As we age, the skin of the forehead can begin to sag, resulting in low, heavy brows and deep sideways lines or vertical lines between the brows (the elevens). A brow lift, also known as a forehead lift, tightens the tissues on the forehead to create a more youthful contour to the forehead, upper eyelids, and eyebrows.

Who is a Candidate?

People who have sagging or low eyebrows that create a sad, tired, or grumpy appearance, or those with deep lines and hyperactive muscles are good candidates for brow lift surgery. During a consultation with Dr. Sweat, it will be determined if you are a good candidate, and you can discuss your desired surgery outcomes and go over any questions you may have.

The Procedure

There are three different techniques that can be used to perform a brow lift procedure. These include the open brow lift, endoscopic brow lift, and limited incision brow lift.

Open Brow Lift

During an open brow lift, an incision will be made along the forehead around the hairline or in the creases of the forehead. Muscles will be loosened or removed, and excess skin will be removed. The incision is most often hidden in the anterior hairline.

Endoscopic Brow Lift

During an endoscopic brow lift, a long thin tube with a camera attached at the end (endoscope) will be inserted through small incisions in the scalp.

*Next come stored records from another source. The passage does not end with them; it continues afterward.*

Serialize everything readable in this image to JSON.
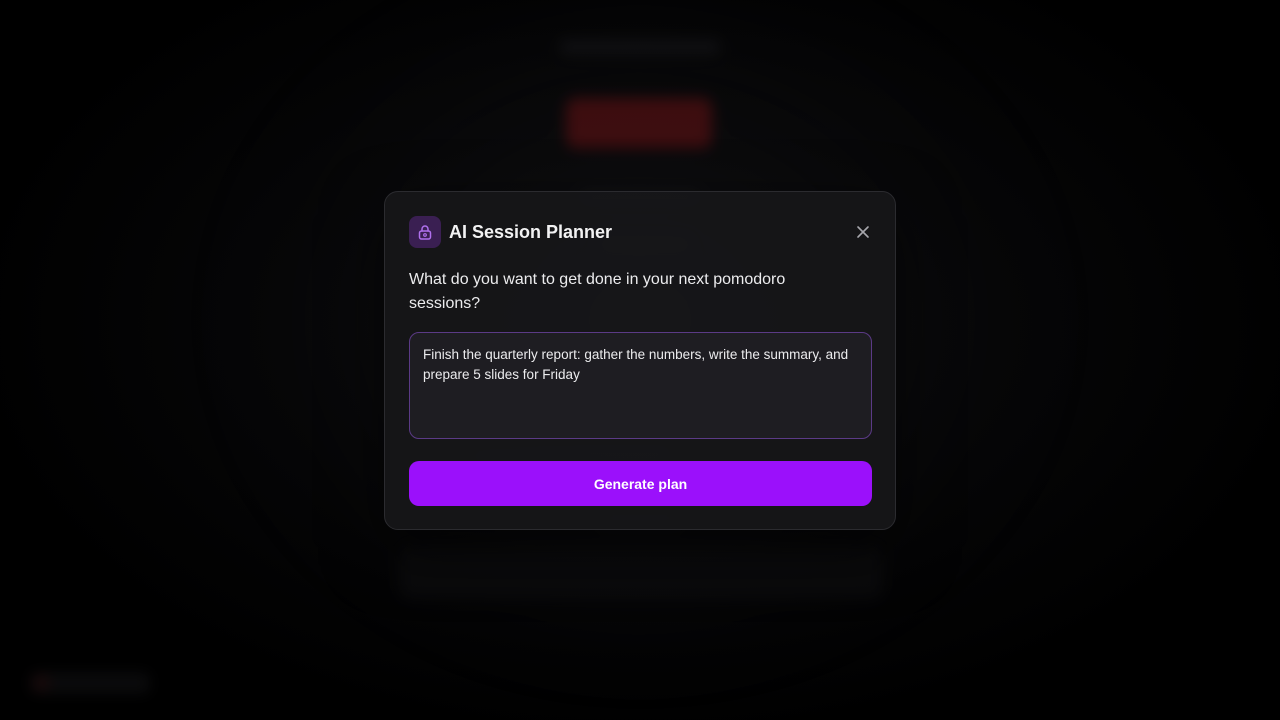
{
  "modal": {
    "title": "AI Session Planner",
    "icon": "lock-sparkle-icon",
    "close_icon": "close-icon",
    "prompt_label": "What do you want to get done in your next pomodoro sessions?",
    "input_value": "Finish the quarterly report: gather the numbers, write the summary, and prepare 5 slides for Friday",
    "generate_label": "Generate plan"
  },
  "colors": {
    "accent": "#9b10fb",
    "icon_bg": "#3a1f52",
    "input_border": "#5b3a86",
    "background_start_button": "#6a1417"
  }
}
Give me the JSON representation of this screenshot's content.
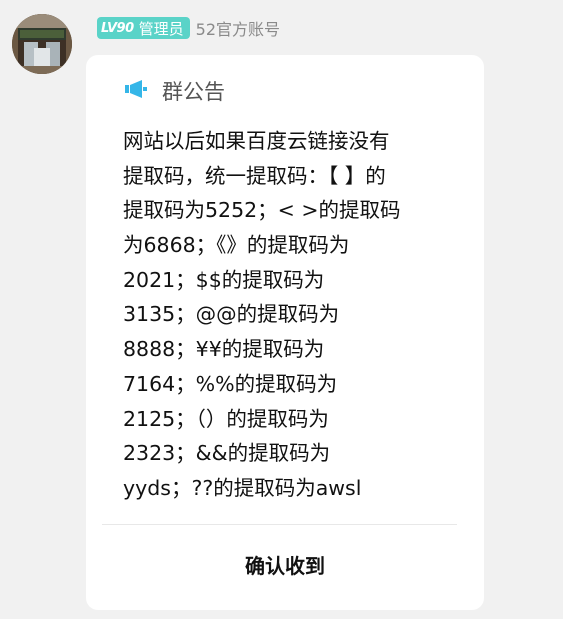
{
  "sender": {
    "level_badge": "LV90",
    "role": "管理员",
    "account_name": "52官方账号"
  },
  "announcement": {
    "title": "群公告",
    "lines": [
      "网站以后如果百度云链接没有",
      "提取码，统一提取码：【 】的",
      "提取码为5252；< >的提取码",
      "为6868；《》的提取码为",
      "2021；$$的提取码为",
      "3135；@@的提取码为",
      "8888；¥¥的提取码为",
      "7164；%%的提取码为",
      "2125；（）的提取码为",
      "2323；&&的提取码为",
      "yyds；??的提取码为awsl"
    ],
    "confirm_label": "确认收到"
  },
  "colors": {
    "badge_bg": "#5ad3c8",
    "megaphone": "#35b6e8",
    "page_bg": "#f1f1f1"
  },
  "icons": [
    "avatar",
    "megaphone-icon"
  ]
}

This tool allows the surgeon to work on internal structures of the forehead without creating large incisions and is more appropriate for those with hyperactive muscles than excess skin.

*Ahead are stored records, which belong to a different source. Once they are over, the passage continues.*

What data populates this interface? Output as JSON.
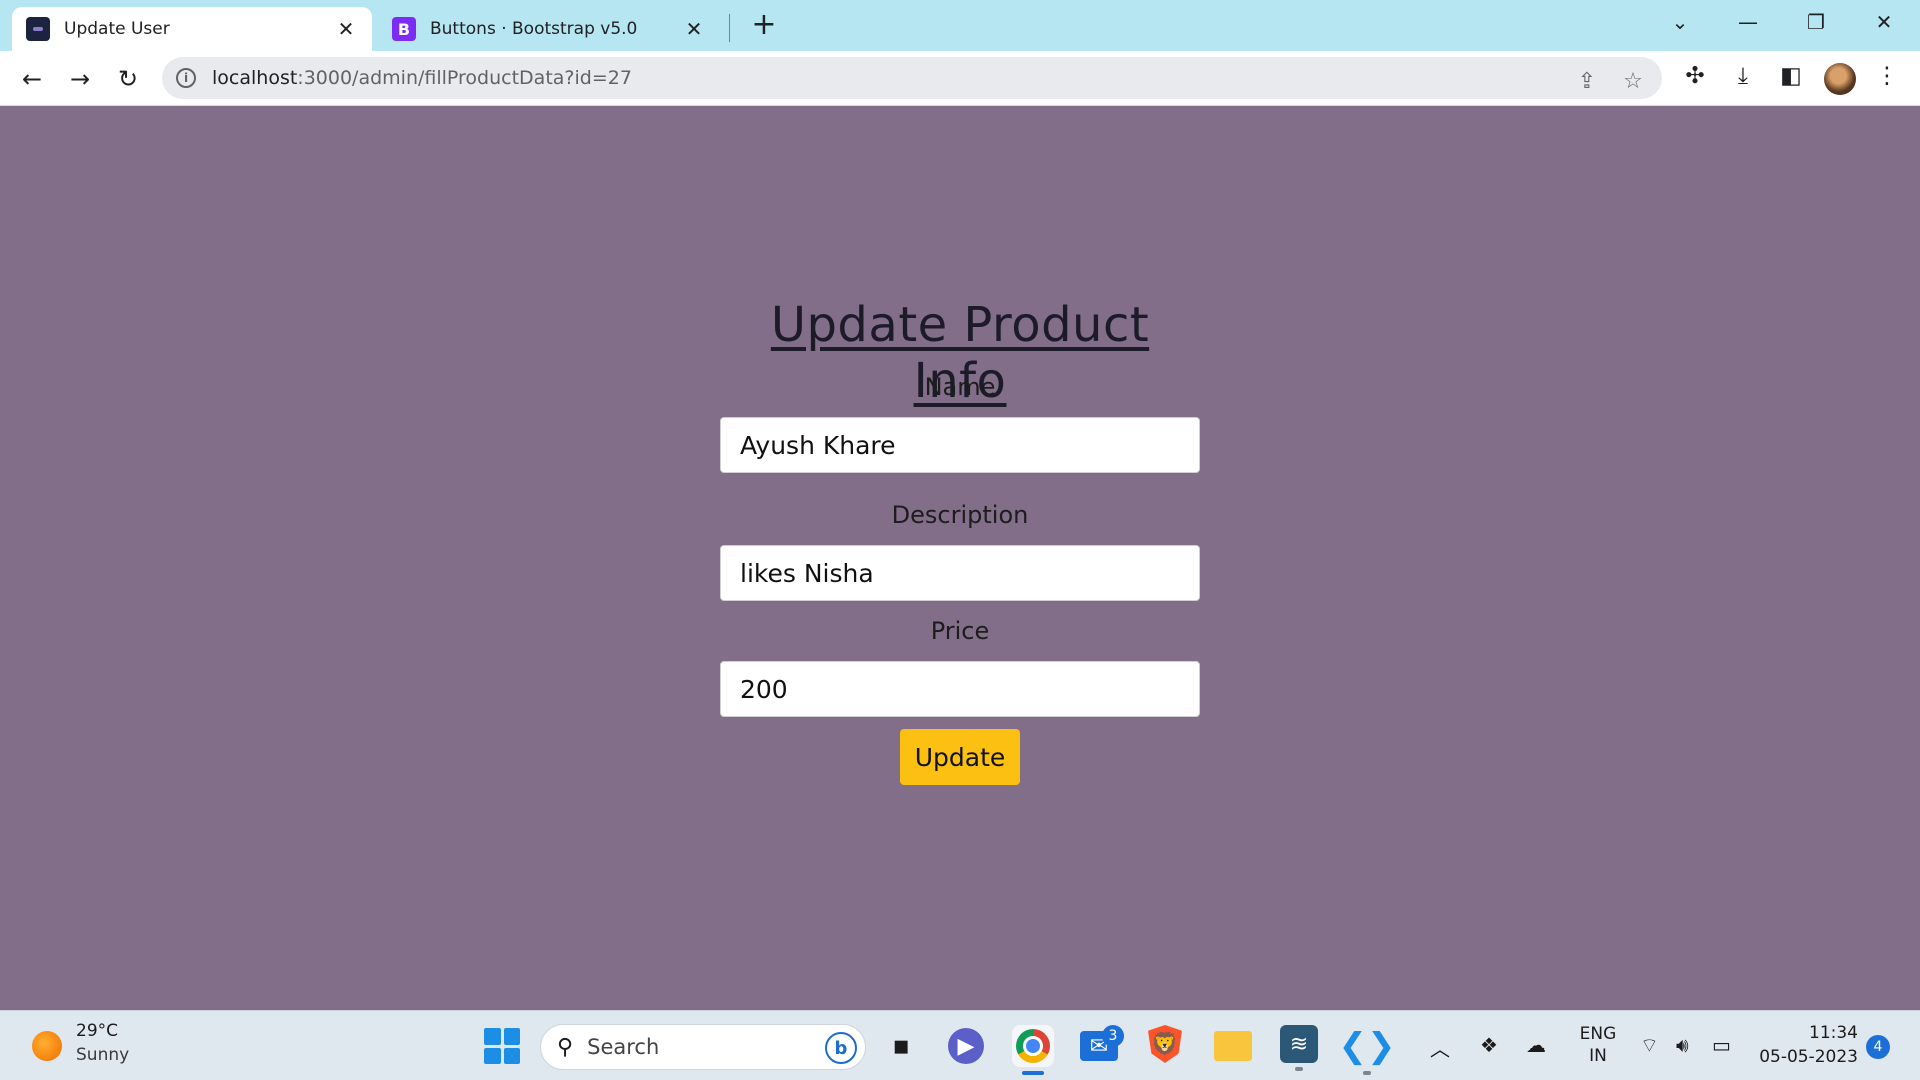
{
  "browser": {
    "tabs": [
      {
        "title": "Update User",
        "active": true,
        "favicon": "site-icon"
      },
      {
        "title": "Buttons · Bootstrap v5.0",
        "active": false,
        "favicon": "bootstrap-icon",
        "favicon_letter": "B"
      }
    ],
    "url_host": "localhost",
    "url_rest": ":3000/admin/fillProductData?id=27"
  },
  "page": {
    "heading": "Update Product Info",
    "name_label": "Name",
    "name_value": "Ayush Khare",
    "description_label": "Description",
    "description_value": "likes Nisha",
    "price_label": "Price",
    "price_value": "200",
    "submit_label": "Update"
  },
  "taskbar": {
    "weather_temp": "29°C",
    "weather_desc": "Sunny",
    "search_placeholder": "Search",
    "mail_badge": "3",
    "lang_line1": "ENG",
    "lang_line2": "IN",
    "time": "11:34",
    "date": "05-05-2023",
    "notification_count": "4"
  },
  "colors": {
    "page_background": "#826e88",
    "tabbar": "#b6e6f2",
    "update_button": "#fbc012"
  }
}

Limited Incision Technique

The limited incision brow lift is a hybrid of both procedures and is non-endoscopic with limited incisions. Scars are hidden in the hairline or brows in men with receding hairlines. This option is best to address wrinkles at the corners of the eyes.

The Results

After your brow lift, bruising, swelling, and numbness are common temporarily. Sutures will usually dissolve on their own. Many patients are able to return to work within a week but should avoid heavy lifting and straining for upwards of six weeks. Full recovery time can be discussed during your consultation with Dr. Sweat.